BlackBerry had its annual analyst summit this month where it showcased both how the company is adapting to the changing and increasingly AI-driven world and how it continues to struggle to separate itself from its roots. This last is like the problem IBM had when it sold its PC Company to Lenovo, but, in a way, it’s worse because, in that case, IBM retained its identity while BlackBerry has clearly changed from the smartphone-founding company it once was to the software company it has become which has almost nothing to do with smartphones.
The missing ingredient for both changes was the extremely high requirement to communicate to existing and potential customers the nature of the changes and to make up for the loss of visibility, something I think both companies took for granted.
Let’s talk about why BlackBerry is struggling even more than IBM did and how it seems to be fixing that identity problem.
IBM’s PC Company. Unintended consequences
I first saw this with IBM when it sold the PC Company which was painfully timed. I say “painfully” because, just prior to the sale, Sam Palmisano, IBM’s then-CEO, had dismantled the marketing organization that Louis Gerstner, his predecessor, had created to revitalize IBM’s image and brand. That marketing organization would have been critical to making sure that losing the IBM PC company didn’t reduce IBM’s visibility in the market.
Throughout much of IBM’s history, IBM’s brand was in front of huge numbers of people in the form of IBM Selectric typewriters, printers, terminals, and PCs. But by the time the PC Company was spun out, the only products most people saw were the desktop and laptop PCs. So, when that went to Lenovo, Lenovo effectively replaced IBM in the minds of those users, and Think, IBM’s historic tagline, shifted to Lenovo and put that company on the enterprise map.
In short, because of its impact on both Lenovo and IBM brands, the PC Company had value to both companies that wasn’t captured by the price. It reduced the need for brand marketing for any company that owned it because, through the desktop products, it put that brand in front of massive numbers of people and helped to keep IBM relevant. So, losing both the PC Company and the unique and massively powerful marketing organization did long-term damage to the firm’s brand and visibility.
BlackBerry’s problem was far worse because, unlike IBM which largely remained the same company it was, BlackBerry changed from being a smartphone company (like Apple) to a software company with an emphasis on security. This created an image and marketing mess because BlackBerry, prior to this change, was failing so it had a dual image problem. It both needs to overcome the image of a failing company and its smartphone roots.

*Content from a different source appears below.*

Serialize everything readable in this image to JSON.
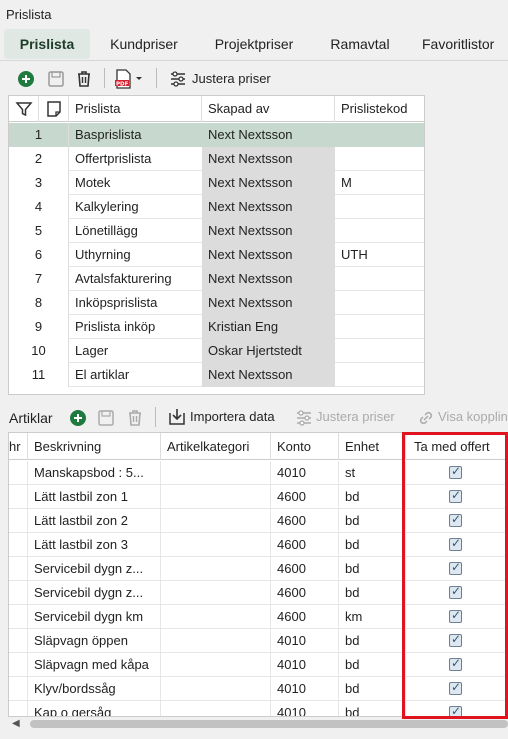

Over the nearly two decades that BlackBerry has been undergoing this change, it has made massive changes to its product lines, purchased companies like Cylance that put it on the cutting edge of intelligent security solutions, created products like AtHoc that help assure employee safety, and moved aggressively into automotive with the leading automotive OS (QNX) and tools like Jarvis that help curate and assure automotive software.

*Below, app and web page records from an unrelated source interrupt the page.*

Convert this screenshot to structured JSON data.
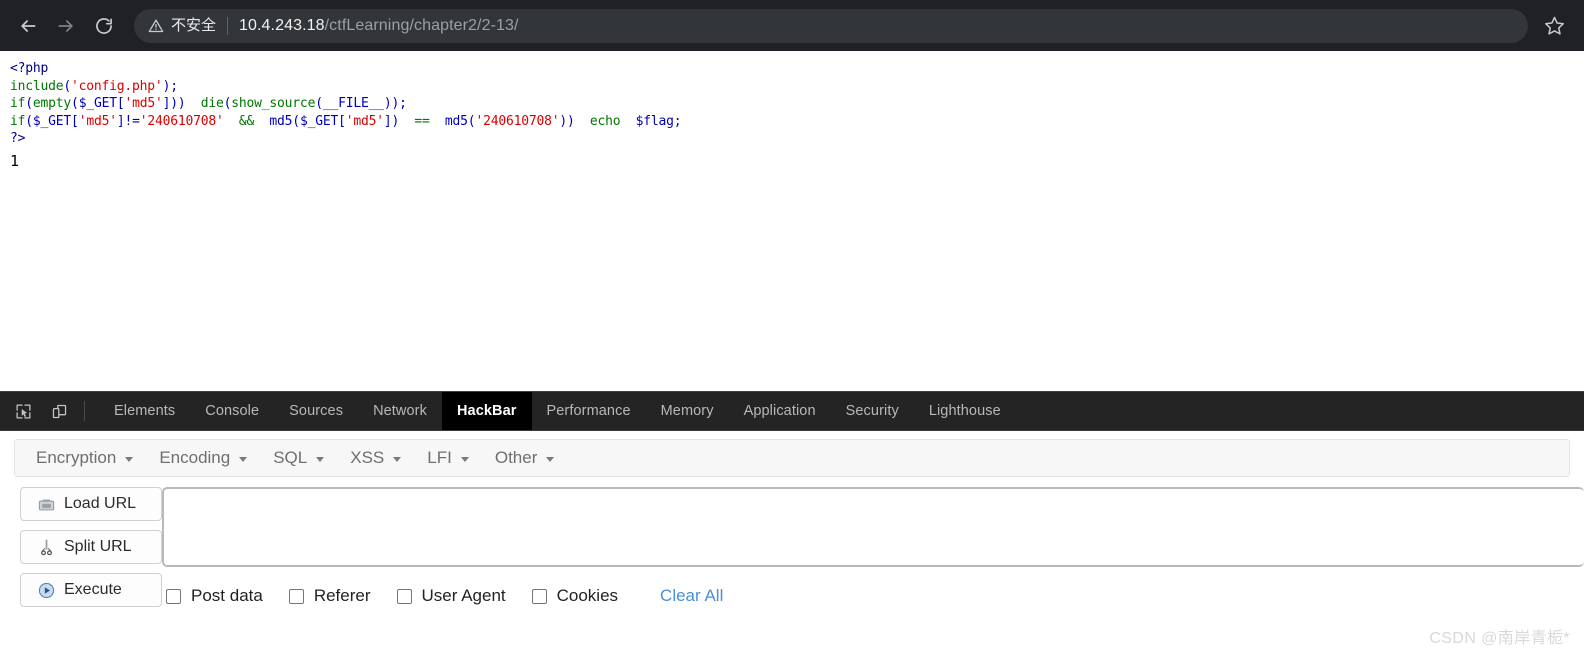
{
  "browser": {
    "nav": {
      "back_label": "Back",
      "forward_label": "Forward",
      "reload_label": "Reload"
    },
    "security_text": "不安全",
    "url_host": "10.4.243.18",
    "url_path": "/ctfLearning/chapter2/2-13/",
    "bookmark_label": "Bookmark this page"
  },
  "page": {
    "code_lines": [
      {
        "text": "<?php",
        "color": "tag"
      },
      {
        "text": "include('config.php');",
        "color": "mixed"
      },
      {
        "text": "if(empty($_GET['md5']))  die(show_source(__FILE__));",
        "color": "mixed"
      },
      {
        "text": "if($_GET['md5']!='240610708'  &&  md5($_GET['md5'])  ==  md5('240610708'))  echo  $flag;",
        "color": "mixed"
      },
      {
        "text": "?>",
        "color": "tag"
      }
    ],
    "output": "1"
  },
  "devtools": {
    "icons": {
      "inspect": "inspect-element-icon",
      "device": "device-toolbar-icon"
    },
    "tabs": [
      {
        "label": "Elements",
        "active": false
      },
      {
        "label": "Console",
        "active": false
      },
      {
        "label": "Sources",
        "active": false
      },
      {
        "label": "Network",
        "active": false
      },
      {
        "label": "HackBar",
        "active": true
      },
      {
        "label": "Performance",
        "active": false
      },
      {
        "label": "Memory",
        "active": false
      },
      {
        "label": "Application",
        "active": false
      },
      {
        "label": "Security",
        "active": false
      },
      {
        "label": "Lighthouse",
        "active": false
      }
    ]
  },
  "hackbar": {
    "menus": [
      {
        "label": "Encryption"
      },
      {
        "label": "Encoding"
      },
      {
        "label": "SQL"
      },
      {
        "label": "XSS"
      },
      {
        "label": "LFI"
      },
      {
        "label": "Other"
      }
    ],
    "buttons": [
      {
        "label": "Load URL",
        "icon": "load-url-icon"
      },
      {
        "label": "Split URL",
        "icon": "scissors-icon"
      },
      {
        "label": "Execute",
        "icon": "play-icon"
      }
    ],
    "url_field": {
      "value": "",
      "placeholder": ""
    },
    "checkboxes": [
      {
        "label": "Post data",
        "checked": false
      },
      {
        "label": "Referer",
        "checked": false
      },
      {
        "label": "User Agent",
        "checked": false
      },
      {
        "label": "Cookies",
        "checked": false
      }
    ],
    "clear_all_label": "Clear All",
    "accent_link_color": "#4a90d9"
  },
  "watermark": "CSDN @南岸青栀*"
}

Still, BlackBerry’s held back by a lack of image marketing that conveys these changes and capabilities to the market.
Marketing to the rescue
One of the things that’s different this year is that the company presented at its summit is that BlackBerry is significantly upping its marketing and may, therefore, be able to communicate who it is now and get far stronger consideration for its products. At the same time, it’s simplifying its product sets around solutions that should make marketing and selling these sets easier.
In short, BlackBerry is finally funding marketing which should help it address the identity issues that it has had and help make up for the loss of visibility that occurred when it left the smartphone segment. By the way, it is somewhat ironic that Lenovo is now moving into BlackBerry’s old space with the Think Phone. I can’t help but wonder what would have happened had Lenovo bought BlackBerry as it intended to do (the deal was blocked) prior to buying Motorola.
BlackBerry is a cautionary tale of what can happen if you don’t understand how and when to use marketing to overcome image problems. Louis Gerstner, for all his faults (he didn’t know tech), understood marketing and used that skill to save IBM from going under. But that marketing capability is rare in tech, and its rarity makes pivots like the one BlackBerry underwent far more difficult than otherwise would be the case.
Finally, it looks like BlackBerry understands the need to market who it is and what it can do. If it continues to build on these marketing efforts, it should be able to finally get a revenue stream that is consistent with its powerful and incredibly timely product set.
The lesson from both the BlackBerry and IBM events is that understanding how your company markets and how to market is a critical skill that is too often overlooked. It leads to massive mistakes and the inability to get credit for the work your firm is doing in the form of revenue.
It is sad how many companies seem to learn this lesson the hard way.